Jan
01
1998

Forgotten Behind Bars

Abuse of women in prison doesn't "set off" media

When the Supreme Court upheld a judge's decision to cut by more than half the suggested prison sentences of the police officers who beat Rodney King (to 30 months), there was no media outcry calling the justices, or the public, "soft" on cops who commit crimes. Yet when a Cambridge judge decided to let Louise Woodward go free on time served, the same media that had blanketed the nation with emotive reporting on the British au pear lashed back at the public. "There's just something about a woman behind bars that sets people off," suggested Laura Mansnerus in a front-page […]

Sep
01
1997

Life Without Father

Feminists' exclusion skews debate on dads

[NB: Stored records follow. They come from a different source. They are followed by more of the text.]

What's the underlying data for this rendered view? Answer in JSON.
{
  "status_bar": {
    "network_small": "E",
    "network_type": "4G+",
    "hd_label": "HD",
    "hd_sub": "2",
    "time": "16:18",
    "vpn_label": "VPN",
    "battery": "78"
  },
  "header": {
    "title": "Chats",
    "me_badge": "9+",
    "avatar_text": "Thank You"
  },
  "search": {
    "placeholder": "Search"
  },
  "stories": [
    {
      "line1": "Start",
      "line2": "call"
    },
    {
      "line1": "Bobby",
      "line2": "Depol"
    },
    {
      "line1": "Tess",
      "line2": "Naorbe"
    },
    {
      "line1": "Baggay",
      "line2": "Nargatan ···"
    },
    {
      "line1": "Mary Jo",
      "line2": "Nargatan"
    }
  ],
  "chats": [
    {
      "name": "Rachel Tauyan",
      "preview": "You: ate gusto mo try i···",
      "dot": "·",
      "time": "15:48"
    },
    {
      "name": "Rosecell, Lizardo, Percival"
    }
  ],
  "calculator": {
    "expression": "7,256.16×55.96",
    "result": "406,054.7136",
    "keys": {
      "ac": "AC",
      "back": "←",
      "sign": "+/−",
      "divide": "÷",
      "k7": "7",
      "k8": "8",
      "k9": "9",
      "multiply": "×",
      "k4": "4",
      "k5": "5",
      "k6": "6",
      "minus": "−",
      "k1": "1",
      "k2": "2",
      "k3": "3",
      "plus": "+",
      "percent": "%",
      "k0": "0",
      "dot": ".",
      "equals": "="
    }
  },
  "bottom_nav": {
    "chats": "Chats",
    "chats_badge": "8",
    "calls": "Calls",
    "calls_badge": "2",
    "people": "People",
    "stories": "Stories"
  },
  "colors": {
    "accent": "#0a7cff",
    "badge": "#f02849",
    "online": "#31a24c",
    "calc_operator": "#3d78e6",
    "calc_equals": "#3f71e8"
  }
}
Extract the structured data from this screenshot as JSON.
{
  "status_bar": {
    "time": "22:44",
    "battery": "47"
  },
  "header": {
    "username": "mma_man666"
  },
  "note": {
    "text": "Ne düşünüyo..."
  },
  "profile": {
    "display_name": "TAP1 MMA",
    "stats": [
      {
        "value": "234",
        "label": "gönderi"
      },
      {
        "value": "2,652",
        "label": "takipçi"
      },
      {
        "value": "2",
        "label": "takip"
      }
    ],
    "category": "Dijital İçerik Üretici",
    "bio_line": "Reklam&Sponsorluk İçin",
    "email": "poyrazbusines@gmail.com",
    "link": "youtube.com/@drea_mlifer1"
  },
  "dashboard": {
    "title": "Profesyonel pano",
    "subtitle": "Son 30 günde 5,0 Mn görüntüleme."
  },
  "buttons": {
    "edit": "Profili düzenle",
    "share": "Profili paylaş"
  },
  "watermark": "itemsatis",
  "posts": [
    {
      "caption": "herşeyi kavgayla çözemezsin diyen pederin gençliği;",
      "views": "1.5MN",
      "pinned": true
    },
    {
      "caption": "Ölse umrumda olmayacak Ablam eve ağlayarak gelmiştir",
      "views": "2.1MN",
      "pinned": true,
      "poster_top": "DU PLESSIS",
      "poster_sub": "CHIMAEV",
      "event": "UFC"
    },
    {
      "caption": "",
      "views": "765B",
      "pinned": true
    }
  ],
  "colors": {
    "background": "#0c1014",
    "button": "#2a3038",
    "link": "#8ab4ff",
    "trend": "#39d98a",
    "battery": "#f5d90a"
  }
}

In July, the anti-feminist Independent Women's Forum scored a double win worthy of the Women's National Basketball Association: IWF representatives published op-ed articles in the New York Times (7/10/97) and the Wall Street Journal (7/11/97) on consecutive days with the very same message. And the message was repeated a third time on CBS Evening News (7/13/97), where Laura Ingraham, an IWF founder, has a regular soapbox slot to "comment," unchallenged, on the news. (Ingraham is now misleadingly identified by the New York Times as a "news analyst." CBS tags her as a "commentator," airing no feminist to "comment" back.) The […]